Democratic presidential candidate Andrew Yang is putting his money where his mouth is: He's giving families $1,000 a month to promote his proposal for a universal basic income -- a recurring, government-funded stipend for all American adults with no strings attached.
The 44-year-old New York City entrepreneur turned presidential hopeful will distribute $1,000 of his personal fortune to one family in Iowa and one in New Hampshire -- the first two states on the presidential caucus and primary calendar -- every month this year to prove the efficacy of his so-called Freedom Dividend.
"This would enable all Americans to pay their bills, educate themselves, start businesses, be more creative, stay healthy, relocate for work, spend time with their children, take care of loved ones, and have a real stake in the future," Yang says on his campaign website.
A handful of countries including India, Canada, and most recently, Finland, have experimented with versions of a universal basic income (UBI), which some studies show help boost an economy and allow workers to find better jobs. Preliminary results from Finland's nationwide test show that it did not lead to gains in employment, but did improve beneficiaries' health and well being.
"On the basis of an analysis of register data on an annual level, we can say that during the first year of the experiment the recipients of a basic income were no better or worse than the control group at finding employment in the open labour market," said Ohto Kanninen, Research Coordinator at the Labour Institute for Economic Research.

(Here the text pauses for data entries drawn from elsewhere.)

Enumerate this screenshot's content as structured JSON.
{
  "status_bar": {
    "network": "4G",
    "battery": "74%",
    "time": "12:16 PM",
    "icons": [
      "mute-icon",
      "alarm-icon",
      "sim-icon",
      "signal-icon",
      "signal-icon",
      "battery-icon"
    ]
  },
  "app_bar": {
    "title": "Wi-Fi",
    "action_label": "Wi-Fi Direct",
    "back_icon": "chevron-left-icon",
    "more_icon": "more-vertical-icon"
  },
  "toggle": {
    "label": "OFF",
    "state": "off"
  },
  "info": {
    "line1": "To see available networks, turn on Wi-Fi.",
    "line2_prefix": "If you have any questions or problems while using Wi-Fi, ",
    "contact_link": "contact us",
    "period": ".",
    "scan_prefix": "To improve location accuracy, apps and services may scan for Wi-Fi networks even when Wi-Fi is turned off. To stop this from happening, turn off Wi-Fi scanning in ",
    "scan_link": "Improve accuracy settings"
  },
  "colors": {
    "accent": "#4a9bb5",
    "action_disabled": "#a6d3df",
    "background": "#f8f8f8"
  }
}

But the handout reduced recipients' stress levels. "The recipients of a basic income had less stress symptoms as well as less difficulties to concentrate and less health problems than the control group. They were also more confident in their future and in their ability to influence societal issues," said Minna Ylikanno, Lead Researcher at social services agency Kela.
In the U.S., the Stockton Economic Empowerment Demonstration, or SEED, this month will begin testing a program in Stockton, California, that distributes $500 a month to approximately 100 residents -- making it the first American city to experiment with free money.
A UBI at the level Yang proposes would expand the U.S. economy by 12.6 percent to 13.2 percent -- or $2.5 trillion by 2025 -- and would increase the labor force by 4.5 million to 4.7 million people, according to the Roosevelt Institute.
"The most direct and concrete way for the government to improve your life is to send you a check for $1,000 every month and let you spend it in whatever manner will benefit you the most. The government is not capable of a lot of things, but it is capable of sending large numbers of checks to large numbers of people promptly and reliably," Yang says on his website.
Putting money in Americans' pockets
Yang cites advances in technology -- automation is expected to displace one-third of American workers by 2030 -- as the main force behind the idea. He also said putting money directly into the pockets of American consumers will "turbo-charge" the consumer economy.
The Fassi family in Goffstown, New Hampshire, was selected from a pool of applicants to receive the first handout, Fox News reported. They're two months into the experiment, while an Iowa family has yet to be selected, according to the report.
Yang said his UBI would be funded by a 10 percent value-added tax, or VAT, on the production of goods and services that would generate $800 billion in revenue.
But critics of the funding mechanism argue that it would disproportionately burden low-income families. Marshall Steinbaum, one of the authors of the Roosevelt Institute report, said a regressive VAT would work in direct opposition to a UBI's goal.
"If the point of the universal basic income is to rectify wage stagnation, poverty, or to have some sort of response to rising inequality, that's great. But if we pay for it with a VAT, you undo all of those gains because you're causing poor people to pay for this, which undermines the argument for why we need a UBI to begin with," he told CBS MoneyWatch.
Instead, he thinks taking on government debt would be a better way to fund the program. "It's much more expansionary if you have the government take on debt to pay for it," he said, "because then you have transferred household debt to the government."